### EXERCISE REQUIREMENTS
Write out each line from the data below that includes the word "JSON".

### MATERIAL FOR THIS EXERCISE
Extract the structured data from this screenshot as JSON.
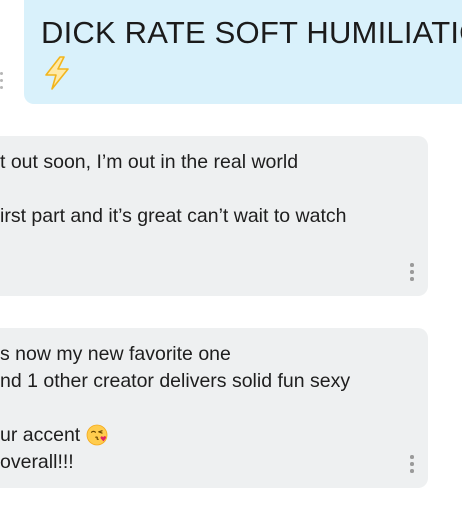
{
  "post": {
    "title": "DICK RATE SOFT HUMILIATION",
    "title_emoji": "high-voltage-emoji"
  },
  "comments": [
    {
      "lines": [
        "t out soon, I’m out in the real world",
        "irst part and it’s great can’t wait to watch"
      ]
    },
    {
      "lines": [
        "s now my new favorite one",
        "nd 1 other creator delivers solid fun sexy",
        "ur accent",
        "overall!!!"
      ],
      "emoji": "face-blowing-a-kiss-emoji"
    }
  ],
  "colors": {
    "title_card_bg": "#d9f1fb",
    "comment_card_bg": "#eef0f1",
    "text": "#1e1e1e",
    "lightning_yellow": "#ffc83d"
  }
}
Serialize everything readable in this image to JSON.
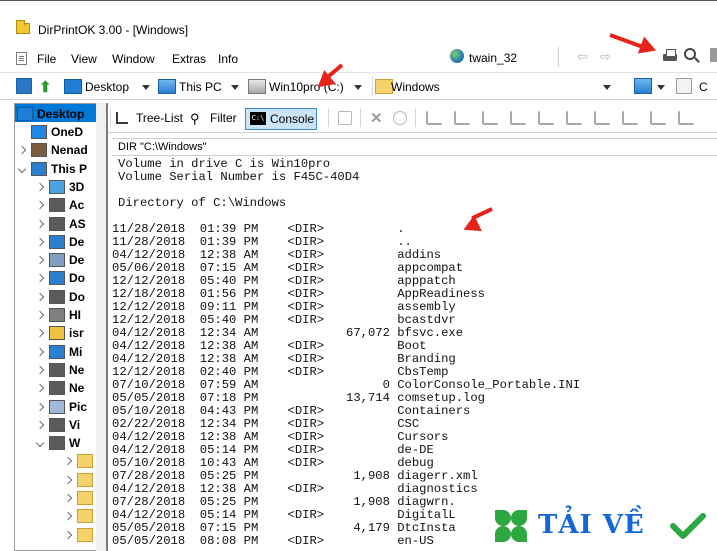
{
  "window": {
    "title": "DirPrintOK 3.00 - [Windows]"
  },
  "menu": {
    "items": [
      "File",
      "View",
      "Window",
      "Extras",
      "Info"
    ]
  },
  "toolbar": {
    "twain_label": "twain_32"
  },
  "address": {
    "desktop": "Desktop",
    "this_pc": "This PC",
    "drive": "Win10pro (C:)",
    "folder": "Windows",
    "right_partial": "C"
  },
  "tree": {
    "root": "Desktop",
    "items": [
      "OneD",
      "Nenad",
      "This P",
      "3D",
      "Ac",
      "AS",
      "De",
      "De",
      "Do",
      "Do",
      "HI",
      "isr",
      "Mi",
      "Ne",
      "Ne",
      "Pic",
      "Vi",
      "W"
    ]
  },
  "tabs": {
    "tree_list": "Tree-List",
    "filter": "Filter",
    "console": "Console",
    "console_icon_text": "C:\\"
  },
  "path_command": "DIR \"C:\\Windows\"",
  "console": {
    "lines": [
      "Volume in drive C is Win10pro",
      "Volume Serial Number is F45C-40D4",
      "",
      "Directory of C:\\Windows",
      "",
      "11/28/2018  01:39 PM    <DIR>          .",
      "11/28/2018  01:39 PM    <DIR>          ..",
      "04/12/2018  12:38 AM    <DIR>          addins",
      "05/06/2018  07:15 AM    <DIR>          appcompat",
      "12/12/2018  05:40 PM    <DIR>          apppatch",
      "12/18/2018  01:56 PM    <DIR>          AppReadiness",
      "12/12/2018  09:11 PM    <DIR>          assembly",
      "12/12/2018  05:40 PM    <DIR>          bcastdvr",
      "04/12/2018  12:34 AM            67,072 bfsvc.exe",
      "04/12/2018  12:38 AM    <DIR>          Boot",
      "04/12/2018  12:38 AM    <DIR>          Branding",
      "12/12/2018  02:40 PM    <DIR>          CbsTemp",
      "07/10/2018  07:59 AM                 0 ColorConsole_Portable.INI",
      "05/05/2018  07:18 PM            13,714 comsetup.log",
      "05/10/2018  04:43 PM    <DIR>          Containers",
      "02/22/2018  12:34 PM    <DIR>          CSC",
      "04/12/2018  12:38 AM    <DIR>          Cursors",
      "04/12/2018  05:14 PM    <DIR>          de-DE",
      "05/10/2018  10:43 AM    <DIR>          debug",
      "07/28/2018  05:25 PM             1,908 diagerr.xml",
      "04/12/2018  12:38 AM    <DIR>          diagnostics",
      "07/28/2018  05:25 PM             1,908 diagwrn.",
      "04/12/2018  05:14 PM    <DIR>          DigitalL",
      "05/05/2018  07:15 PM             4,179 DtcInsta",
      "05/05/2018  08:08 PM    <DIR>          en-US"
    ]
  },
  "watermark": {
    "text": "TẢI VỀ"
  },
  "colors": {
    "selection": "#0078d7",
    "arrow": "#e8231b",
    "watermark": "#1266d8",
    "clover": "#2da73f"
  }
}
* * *
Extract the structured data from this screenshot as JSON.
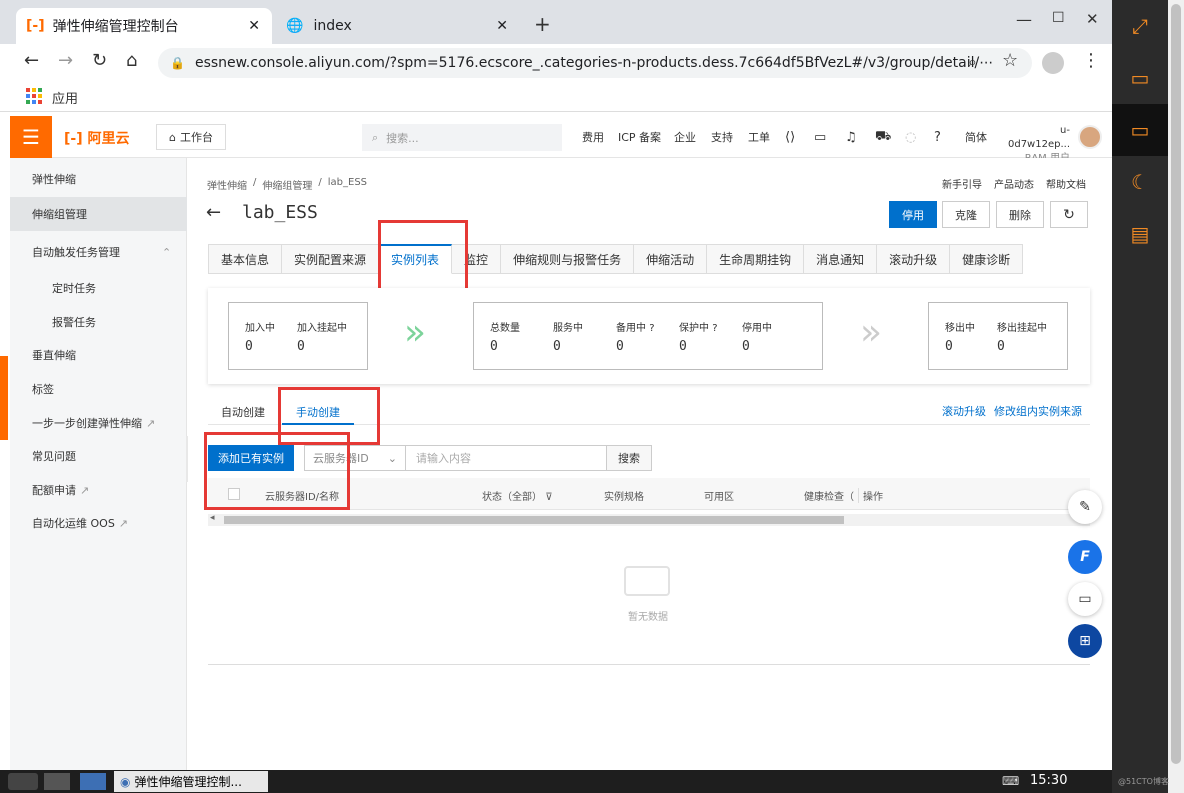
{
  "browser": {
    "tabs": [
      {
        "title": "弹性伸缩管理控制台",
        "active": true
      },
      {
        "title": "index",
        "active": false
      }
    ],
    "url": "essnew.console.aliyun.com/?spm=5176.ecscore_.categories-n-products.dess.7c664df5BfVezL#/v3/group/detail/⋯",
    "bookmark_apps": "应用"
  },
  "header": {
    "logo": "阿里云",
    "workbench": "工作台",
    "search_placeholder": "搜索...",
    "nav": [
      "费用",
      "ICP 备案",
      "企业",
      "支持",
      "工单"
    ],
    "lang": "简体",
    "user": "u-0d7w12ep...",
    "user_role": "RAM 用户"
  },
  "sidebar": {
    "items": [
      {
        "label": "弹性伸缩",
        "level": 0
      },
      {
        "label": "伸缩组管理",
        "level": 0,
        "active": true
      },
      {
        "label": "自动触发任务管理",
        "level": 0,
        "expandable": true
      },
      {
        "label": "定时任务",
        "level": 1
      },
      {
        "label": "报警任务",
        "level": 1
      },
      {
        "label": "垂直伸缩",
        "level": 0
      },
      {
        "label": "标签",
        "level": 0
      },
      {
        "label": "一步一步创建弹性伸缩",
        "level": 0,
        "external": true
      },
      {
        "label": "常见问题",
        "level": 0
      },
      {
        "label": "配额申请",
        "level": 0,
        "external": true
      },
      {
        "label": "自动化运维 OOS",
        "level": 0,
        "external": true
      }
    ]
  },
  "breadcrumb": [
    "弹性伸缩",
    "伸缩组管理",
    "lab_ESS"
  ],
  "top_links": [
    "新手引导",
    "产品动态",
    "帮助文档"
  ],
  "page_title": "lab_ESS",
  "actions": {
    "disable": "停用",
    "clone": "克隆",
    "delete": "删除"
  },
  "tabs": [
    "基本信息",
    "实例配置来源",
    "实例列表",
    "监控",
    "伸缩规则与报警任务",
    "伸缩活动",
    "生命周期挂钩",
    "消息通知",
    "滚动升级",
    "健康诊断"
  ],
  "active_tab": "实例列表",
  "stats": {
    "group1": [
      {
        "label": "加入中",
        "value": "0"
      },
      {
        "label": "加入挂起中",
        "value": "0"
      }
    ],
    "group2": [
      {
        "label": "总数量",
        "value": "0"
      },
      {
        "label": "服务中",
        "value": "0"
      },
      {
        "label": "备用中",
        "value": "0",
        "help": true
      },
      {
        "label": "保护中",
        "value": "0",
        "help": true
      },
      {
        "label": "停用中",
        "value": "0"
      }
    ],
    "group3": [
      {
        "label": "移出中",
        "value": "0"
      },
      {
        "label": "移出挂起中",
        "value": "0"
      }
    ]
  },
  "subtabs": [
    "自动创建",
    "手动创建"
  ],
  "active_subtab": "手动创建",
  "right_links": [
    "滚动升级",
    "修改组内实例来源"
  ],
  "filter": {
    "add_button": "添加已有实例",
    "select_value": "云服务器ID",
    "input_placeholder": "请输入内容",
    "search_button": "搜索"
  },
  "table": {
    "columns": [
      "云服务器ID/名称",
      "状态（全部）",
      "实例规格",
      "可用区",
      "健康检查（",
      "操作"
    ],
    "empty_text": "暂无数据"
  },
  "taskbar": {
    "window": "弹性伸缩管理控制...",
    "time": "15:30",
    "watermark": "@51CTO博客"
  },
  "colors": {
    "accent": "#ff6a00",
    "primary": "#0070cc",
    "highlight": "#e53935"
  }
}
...
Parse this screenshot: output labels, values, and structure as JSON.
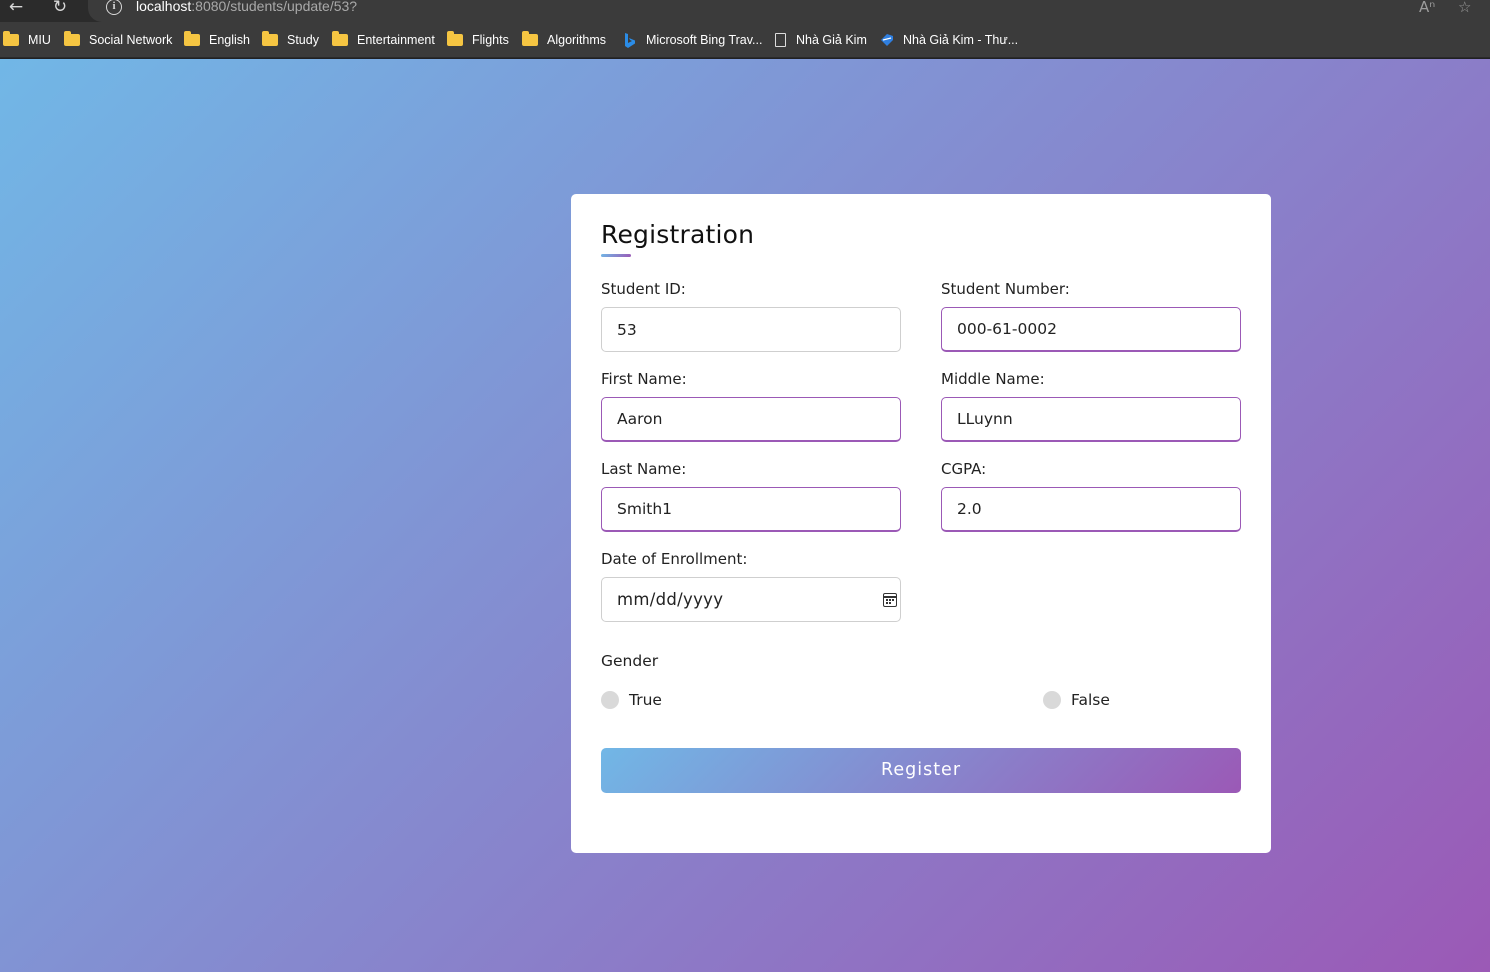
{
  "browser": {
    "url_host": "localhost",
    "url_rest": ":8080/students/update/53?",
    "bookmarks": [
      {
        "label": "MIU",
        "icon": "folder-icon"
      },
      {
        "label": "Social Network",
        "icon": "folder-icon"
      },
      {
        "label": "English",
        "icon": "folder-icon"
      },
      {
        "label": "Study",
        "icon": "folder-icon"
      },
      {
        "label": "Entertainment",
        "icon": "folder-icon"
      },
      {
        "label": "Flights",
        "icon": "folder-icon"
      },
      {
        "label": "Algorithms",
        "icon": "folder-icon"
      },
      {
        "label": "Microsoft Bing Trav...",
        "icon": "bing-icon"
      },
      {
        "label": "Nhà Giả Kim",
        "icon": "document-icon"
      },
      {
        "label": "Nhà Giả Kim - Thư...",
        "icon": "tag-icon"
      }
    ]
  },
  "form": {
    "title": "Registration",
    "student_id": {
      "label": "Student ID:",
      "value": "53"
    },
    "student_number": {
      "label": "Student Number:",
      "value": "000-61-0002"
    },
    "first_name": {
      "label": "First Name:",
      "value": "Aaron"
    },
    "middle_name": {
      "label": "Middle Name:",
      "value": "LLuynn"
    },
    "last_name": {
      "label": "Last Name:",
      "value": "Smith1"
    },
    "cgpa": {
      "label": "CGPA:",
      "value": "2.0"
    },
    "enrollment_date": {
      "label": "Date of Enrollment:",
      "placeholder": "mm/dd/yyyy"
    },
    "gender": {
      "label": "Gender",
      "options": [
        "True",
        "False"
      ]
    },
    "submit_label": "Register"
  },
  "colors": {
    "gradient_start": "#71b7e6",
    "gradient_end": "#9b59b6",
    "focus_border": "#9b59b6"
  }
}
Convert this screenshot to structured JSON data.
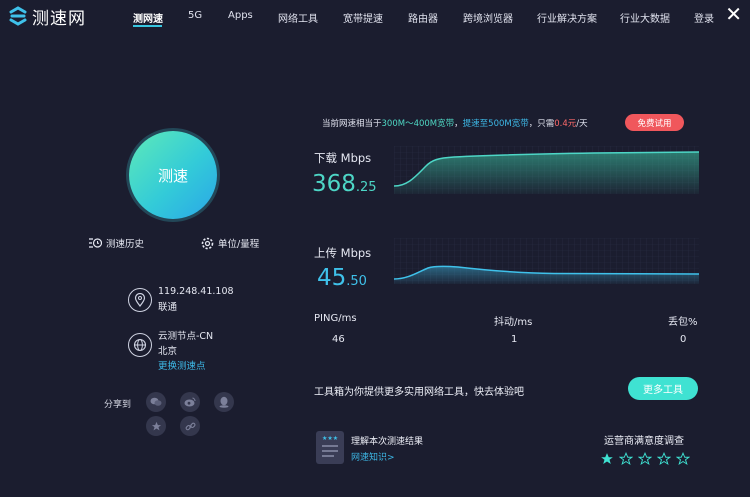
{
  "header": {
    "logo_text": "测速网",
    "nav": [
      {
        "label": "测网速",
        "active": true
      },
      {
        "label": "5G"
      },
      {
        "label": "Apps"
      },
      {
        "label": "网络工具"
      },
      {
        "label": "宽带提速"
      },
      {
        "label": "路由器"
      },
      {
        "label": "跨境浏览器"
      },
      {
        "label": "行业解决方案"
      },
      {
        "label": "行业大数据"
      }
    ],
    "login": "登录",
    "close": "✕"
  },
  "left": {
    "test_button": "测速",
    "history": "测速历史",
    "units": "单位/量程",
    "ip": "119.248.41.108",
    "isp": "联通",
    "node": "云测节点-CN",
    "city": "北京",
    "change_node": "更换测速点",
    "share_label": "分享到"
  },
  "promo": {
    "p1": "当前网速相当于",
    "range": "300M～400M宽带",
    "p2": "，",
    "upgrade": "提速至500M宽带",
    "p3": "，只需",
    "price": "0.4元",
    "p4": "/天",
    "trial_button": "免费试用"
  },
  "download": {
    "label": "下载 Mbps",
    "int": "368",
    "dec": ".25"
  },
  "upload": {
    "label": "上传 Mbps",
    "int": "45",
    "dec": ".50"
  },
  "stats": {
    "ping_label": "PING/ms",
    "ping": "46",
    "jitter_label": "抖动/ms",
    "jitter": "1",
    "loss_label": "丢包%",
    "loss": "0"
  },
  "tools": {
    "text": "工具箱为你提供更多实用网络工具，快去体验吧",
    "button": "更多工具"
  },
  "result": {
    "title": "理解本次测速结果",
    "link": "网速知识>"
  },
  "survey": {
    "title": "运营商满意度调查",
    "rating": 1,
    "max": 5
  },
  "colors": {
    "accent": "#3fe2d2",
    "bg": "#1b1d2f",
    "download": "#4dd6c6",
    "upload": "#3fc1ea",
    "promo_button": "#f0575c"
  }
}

### SOLUTION BELOW
Extract the structured data from this screenshot as JSON.
Serialize everything readable in this image to JSON.
Extract the structured data from this screenshot as JSON.
Parse this screenshot: output labels, values, and structure as JSON.
Convert this screenshot to structured JSON data.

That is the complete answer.